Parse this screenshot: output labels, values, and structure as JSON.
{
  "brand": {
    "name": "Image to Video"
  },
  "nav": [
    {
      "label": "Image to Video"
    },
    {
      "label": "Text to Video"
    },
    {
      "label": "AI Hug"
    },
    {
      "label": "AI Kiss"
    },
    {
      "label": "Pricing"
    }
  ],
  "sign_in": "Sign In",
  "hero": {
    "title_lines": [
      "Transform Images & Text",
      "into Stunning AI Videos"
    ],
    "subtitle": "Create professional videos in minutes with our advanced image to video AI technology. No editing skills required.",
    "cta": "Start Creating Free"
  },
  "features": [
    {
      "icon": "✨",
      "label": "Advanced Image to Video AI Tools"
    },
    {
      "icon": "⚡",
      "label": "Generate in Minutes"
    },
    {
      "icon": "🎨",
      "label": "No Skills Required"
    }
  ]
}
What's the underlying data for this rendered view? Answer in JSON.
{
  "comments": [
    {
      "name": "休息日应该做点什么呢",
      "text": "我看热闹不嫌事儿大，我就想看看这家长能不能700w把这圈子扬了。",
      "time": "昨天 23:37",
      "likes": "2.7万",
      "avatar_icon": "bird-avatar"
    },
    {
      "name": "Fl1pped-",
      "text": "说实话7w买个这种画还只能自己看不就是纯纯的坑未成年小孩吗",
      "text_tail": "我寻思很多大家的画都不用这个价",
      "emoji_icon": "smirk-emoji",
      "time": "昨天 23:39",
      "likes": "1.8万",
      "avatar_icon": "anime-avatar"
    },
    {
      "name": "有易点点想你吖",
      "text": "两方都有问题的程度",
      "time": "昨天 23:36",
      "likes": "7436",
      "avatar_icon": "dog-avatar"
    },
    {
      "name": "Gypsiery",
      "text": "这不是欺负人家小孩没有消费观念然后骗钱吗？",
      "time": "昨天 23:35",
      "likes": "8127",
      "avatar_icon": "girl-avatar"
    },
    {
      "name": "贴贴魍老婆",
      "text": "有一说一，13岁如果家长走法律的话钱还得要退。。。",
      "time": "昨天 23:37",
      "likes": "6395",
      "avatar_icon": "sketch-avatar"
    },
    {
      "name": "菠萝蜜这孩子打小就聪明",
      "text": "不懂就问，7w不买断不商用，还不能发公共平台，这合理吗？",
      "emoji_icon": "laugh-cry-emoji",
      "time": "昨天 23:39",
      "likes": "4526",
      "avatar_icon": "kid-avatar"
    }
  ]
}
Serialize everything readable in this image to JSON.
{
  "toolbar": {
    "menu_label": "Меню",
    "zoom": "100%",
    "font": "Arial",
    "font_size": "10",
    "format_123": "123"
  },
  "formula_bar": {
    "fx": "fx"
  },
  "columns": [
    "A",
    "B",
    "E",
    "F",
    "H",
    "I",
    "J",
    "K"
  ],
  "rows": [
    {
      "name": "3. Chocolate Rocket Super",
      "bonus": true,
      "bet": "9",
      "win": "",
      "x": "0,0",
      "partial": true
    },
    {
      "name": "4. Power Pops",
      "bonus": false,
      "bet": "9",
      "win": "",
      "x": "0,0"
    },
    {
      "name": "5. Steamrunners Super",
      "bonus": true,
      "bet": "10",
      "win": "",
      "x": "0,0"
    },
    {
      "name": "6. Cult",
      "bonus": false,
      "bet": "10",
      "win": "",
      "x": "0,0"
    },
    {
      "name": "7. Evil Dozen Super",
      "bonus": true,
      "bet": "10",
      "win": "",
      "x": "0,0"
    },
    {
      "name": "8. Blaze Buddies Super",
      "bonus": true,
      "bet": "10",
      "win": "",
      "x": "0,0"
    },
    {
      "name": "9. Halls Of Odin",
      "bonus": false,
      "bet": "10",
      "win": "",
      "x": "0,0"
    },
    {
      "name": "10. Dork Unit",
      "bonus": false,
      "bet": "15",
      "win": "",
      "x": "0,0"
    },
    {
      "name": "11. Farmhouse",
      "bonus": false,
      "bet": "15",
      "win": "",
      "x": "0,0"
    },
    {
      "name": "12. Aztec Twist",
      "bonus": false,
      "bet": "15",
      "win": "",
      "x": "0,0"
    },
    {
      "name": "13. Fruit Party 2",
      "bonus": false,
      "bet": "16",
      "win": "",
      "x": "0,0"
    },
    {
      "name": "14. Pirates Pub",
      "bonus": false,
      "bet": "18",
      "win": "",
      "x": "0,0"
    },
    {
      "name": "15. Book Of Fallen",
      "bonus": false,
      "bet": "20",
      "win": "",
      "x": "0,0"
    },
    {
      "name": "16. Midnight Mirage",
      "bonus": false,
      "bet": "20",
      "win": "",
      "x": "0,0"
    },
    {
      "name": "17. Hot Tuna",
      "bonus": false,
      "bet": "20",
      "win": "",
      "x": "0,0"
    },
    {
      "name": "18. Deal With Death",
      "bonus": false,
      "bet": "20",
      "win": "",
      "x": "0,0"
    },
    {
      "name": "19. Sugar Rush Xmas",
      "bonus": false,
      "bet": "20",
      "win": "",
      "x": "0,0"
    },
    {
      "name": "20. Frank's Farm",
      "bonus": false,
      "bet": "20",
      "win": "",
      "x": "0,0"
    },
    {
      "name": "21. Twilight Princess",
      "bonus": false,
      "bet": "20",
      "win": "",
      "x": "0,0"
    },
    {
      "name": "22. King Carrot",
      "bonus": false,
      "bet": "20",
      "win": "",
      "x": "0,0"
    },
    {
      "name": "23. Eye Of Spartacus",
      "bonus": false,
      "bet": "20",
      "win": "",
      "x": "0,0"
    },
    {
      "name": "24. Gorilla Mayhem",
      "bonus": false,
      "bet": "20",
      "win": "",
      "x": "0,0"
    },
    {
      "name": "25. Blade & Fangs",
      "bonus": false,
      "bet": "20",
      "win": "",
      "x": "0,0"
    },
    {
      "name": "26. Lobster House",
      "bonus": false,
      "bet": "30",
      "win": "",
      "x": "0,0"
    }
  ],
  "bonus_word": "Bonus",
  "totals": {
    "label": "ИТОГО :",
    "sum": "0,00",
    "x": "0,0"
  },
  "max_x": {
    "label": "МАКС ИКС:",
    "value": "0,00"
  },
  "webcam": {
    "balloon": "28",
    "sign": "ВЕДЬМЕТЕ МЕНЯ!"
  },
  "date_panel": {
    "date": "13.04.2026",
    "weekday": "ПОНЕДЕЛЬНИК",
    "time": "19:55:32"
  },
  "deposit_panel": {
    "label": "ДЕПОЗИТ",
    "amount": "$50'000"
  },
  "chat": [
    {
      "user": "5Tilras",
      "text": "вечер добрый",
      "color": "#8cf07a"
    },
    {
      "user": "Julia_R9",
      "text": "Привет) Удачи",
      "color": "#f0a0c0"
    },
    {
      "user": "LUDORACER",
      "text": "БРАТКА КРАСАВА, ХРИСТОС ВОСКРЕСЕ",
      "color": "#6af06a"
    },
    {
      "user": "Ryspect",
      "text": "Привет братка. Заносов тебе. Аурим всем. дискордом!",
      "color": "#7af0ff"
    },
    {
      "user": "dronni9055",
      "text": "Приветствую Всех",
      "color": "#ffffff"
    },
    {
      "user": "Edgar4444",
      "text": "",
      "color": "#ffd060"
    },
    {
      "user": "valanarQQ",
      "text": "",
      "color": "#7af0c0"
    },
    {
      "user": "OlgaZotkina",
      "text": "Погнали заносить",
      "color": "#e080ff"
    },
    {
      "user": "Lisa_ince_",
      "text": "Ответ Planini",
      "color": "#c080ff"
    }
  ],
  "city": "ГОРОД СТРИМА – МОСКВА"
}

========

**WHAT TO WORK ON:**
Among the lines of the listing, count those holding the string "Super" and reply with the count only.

**ANSWER:**
4